Registration: Prior to registration on the TUM Matching System, we would like to get to know you! Please send us an email to jstech@rostlab.org and tell us about yourself a bit: your current current degree, program (e.g. informatics) and explain why you want to join the seminar, what prior course work you have. OPTIONAL: you may add a name of a TUM faculty member as a reference (no need for a reference letter) if you think it will help us know you and your work better.

Tutors: Dr. Guy Yachdav

Selected Projects

Summer Term 2016 & Summer Term 2019 - A Song of Ice and Data

Got homepage.png

Winter Term 2016/17 - Predict'em All!

JST Pokemon Logo 2.jpg

Summer Term 2017 - The Music Connection Machine

Music machine logo.png

Winter Term 2017/18 - MOVE-II


Summer Term 2018 - NLPlot


Winter term 2018/19 -
Software Development Life Cycle Health Predictor


Important Dates

  • Kick off meeting: TBA
  • Coding period begins: TBA
  • Feature freeze: TBA
  • Beta release: TBA
  • Release (hopefully): TBA
  • Presentations week (in class, participation mandatory): TBA


Students are expected to have:

  • Basic familiarity with JavaScript
  • Knowledge in at least one functional OR Object Oriented Programming language
  • Basic knowledge of relational databases and NoSQL databases
  • Interest working with big data
  • Interest in challenging themselves to do something totally cool
  • Participation in all meetings throughout the presentation week is mandatory. We would only consider one absence that is justified, documented and approved well in advance.


Checklist to pass the seminar

  1. Register on TUM Matching System for this seminar
  2. Each group will be assigned one topic and one project to present in the presentation week. Please see the guidelines for topic and project presentations below.
  3. The slides for your topic presentation and the preliminary visualization of your project results are due for comments 1 week before the presentation date.
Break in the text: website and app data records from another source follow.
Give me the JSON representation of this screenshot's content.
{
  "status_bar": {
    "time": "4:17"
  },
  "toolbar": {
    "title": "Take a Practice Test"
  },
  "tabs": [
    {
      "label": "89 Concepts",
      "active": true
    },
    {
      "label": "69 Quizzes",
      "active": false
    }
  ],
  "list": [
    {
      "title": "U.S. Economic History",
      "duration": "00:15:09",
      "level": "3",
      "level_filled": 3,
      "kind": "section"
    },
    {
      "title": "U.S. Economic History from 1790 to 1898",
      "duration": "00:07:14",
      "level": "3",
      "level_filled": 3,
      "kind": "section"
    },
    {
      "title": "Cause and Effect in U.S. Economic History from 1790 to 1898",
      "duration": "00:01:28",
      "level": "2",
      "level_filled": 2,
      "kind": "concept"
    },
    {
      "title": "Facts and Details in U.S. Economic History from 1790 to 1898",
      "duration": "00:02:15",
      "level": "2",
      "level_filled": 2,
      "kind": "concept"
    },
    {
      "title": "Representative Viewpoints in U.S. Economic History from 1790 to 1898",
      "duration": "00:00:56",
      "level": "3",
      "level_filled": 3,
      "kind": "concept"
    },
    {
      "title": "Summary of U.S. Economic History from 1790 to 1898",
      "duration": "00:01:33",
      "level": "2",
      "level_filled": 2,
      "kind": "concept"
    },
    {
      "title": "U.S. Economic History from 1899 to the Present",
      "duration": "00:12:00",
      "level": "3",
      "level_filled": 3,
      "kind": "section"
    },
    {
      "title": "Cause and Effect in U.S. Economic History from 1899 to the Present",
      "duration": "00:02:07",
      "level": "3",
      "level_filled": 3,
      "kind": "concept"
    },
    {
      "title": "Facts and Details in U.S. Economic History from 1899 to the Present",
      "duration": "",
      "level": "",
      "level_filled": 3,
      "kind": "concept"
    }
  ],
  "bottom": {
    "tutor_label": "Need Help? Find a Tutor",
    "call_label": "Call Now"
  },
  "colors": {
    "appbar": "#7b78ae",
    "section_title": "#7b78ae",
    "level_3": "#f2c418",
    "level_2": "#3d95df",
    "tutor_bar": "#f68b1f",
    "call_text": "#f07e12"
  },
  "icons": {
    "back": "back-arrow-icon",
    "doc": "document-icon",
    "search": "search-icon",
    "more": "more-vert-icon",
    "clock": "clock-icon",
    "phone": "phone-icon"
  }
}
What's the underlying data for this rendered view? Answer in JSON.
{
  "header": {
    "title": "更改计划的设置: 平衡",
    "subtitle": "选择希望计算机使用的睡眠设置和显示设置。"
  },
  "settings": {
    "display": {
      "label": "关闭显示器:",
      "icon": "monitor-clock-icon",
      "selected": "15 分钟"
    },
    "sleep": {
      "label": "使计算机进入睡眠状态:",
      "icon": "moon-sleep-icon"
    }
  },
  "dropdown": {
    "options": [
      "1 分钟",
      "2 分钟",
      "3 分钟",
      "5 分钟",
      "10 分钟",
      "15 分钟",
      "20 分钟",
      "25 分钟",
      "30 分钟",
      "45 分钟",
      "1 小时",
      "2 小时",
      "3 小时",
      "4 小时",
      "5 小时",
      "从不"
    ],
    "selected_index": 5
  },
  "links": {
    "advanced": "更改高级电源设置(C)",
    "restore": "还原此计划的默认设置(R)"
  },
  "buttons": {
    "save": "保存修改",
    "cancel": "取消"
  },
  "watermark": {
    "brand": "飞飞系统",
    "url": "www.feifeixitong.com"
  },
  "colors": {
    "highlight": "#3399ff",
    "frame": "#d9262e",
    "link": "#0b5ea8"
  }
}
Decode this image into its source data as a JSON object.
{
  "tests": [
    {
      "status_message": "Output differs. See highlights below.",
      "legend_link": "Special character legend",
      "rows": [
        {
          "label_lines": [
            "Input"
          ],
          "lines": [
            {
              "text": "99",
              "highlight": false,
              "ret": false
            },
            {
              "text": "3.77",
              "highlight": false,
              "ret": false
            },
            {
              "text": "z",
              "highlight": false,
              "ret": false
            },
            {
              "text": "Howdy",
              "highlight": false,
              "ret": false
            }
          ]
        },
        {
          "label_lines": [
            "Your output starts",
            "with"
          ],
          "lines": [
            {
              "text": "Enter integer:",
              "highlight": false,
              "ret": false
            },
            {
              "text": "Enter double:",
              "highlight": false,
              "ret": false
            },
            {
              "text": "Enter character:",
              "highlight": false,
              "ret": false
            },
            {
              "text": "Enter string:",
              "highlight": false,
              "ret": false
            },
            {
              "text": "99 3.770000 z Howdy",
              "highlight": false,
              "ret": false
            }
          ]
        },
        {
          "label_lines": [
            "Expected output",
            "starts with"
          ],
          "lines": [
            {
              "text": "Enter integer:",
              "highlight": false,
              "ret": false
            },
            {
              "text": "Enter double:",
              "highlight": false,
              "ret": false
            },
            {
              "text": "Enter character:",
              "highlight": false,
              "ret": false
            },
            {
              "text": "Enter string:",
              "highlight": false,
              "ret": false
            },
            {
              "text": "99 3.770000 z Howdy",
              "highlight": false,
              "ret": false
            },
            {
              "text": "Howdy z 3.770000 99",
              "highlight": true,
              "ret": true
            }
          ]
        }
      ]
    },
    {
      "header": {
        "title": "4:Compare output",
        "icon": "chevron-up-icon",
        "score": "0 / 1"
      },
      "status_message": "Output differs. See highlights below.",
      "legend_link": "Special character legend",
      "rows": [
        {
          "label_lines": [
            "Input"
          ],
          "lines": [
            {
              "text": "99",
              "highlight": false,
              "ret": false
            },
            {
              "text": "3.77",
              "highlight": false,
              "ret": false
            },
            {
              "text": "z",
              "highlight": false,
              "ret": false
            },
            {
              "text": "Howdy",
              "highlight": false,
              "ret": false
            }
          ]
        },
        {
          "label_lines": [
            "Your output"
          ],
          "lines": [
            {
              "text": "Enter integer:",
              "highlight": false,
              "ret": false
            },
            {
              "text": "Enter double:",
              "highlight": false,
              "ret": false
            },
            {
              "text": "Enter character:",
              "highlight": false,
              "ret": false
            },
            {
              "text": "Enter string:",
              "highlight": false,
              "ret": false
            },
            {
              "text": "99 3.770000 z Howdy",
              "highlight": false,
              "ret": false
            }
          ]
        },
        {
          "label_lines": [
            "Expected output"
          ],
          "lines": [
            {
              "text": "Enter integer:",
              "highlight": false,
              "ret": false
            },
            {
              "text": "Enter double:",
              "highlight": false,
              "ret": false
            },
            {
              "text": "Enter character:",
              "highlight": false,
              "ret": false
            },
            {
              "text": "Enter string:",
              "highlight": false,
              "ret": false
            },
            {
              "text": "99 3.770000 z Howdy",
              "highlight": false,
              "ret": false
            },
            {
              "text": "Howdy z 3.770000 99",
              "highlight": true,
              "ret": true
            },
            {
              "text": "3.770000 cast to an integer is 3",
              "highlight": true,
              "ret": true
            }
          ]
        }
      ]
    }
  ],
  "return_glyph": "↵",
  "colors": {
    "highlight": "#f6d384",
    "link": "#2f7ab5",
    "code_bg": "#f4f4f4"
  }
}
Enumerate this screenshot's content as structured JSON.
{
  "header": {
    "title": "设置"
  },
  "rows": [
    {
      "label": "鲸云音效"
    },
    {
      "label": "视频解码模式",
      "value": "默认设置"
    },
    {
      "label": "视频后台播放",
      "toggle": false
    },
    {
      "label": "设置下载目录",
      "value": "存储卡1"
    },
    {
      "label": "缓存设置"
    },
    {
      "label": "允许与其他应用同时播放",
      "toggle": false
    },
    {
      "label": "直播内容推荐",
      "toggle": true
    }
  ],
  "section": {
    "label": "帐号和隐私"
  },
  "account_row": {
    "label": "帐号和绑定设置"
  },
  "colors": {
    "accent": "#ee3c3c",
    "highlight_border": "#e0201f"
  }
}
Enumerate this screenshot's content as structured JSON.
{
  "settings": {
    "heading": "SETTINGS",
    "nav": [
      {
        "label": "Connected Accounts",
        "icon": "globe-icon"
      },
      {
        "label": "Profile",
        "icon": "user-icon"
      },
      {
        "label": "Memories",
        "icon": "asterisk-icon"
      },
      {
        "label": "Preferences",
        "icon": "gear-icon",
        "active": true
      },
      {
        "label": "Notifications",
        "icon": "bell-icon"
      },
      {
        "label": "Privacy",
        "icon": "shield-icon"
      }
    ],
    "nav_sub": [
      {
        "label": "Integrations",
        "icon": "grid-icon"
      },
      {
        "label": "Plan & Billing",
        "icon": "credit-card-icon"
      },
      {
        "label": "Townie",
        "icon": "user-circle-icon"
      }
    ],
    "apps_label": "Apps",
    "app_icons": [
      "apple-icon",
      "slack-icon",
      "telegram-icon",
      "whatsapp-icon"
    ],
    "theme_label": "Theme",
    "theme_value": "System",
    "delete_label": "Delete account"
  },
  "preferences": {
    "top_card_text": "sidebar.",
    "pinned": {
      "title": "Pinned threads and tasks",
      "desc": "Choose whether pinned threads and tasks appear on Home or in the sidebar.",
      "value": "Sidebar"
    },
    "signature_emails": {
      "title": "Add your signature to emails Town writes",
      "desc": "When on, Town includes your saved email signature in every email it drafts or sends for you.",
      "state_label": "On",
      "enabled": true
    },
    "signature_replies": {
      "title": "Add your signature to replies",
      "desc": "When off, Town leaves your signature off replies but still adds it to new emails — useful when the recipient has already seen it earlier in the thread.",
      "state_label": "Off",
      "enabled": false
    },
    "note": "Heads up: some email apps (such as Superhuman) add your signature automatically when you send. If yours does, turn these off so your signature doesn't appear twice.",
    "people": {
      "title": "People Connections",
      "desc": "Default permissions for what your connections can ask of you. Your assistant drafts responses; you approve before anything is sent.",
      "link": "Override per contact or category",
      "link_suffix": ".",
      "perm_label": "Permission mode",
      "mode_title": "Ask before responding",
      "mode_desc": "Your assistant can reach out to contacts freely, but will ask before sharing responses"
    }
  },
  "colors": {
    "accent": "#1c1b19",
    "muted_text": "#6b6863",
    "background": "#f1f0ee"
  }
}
Send your drafts to presentations to jstech@rostlab.org.
  4. Make sure to read these Hints and Rules for great presentations
  5. Submit a 5 pages long report (one per group) describing solutions to your topic (4 pages) and the project (1 page). Due: 2 weeks after the seminar.

Topic presentation

We will prepare different topics about JavaScript technology for this seminar. These will be assigned to groups of 3-4 people. The students are welcome to divide the work within their team as they wish.


The project spec sheet will be uploaded during the kickoff meeting.

Recommended literature

  1. JavaScript: The Definitive Guide, 6th Edition http://shop.oreilly.com/product/9780596805531.do
  2. (Highly recommended:) JavaScript: The Good Parts http://shop.oreilly.com/product/9780596517748.do
  3. http://www.htmlgoodies.com/beyond/javascript/some-javascript-object-prototyping-patterns.html
  4. http://www.adequatelygood.com/JavaScript-Module-Pattern-In-Depth.html
  1. http://d3js.org
  2. http://nodejs.org
  3. http://jqueryui.com
  4. http://www.jslint.com/lint.html
  5. http://jsfiddle.net
  6. http://www.crockford.com
  7. http://www.ecma-international.org/publications/files/ECMA-ST/Ecma-262.pdf
  8. http://www.sitepoint.com/creating-sentiment-analysis-application-using-node-js/
  9. Advanced Reading JavaScript Garden - the most quirky parts of the JavaScript programming language https://github.com/BonsaiDen/JavaScript-Garden/tree/master/doc/en
  10. RECOMMENDED VIDEO http://www.paulirish.com/2010/10-things-i-learned-from-the-jquery-source/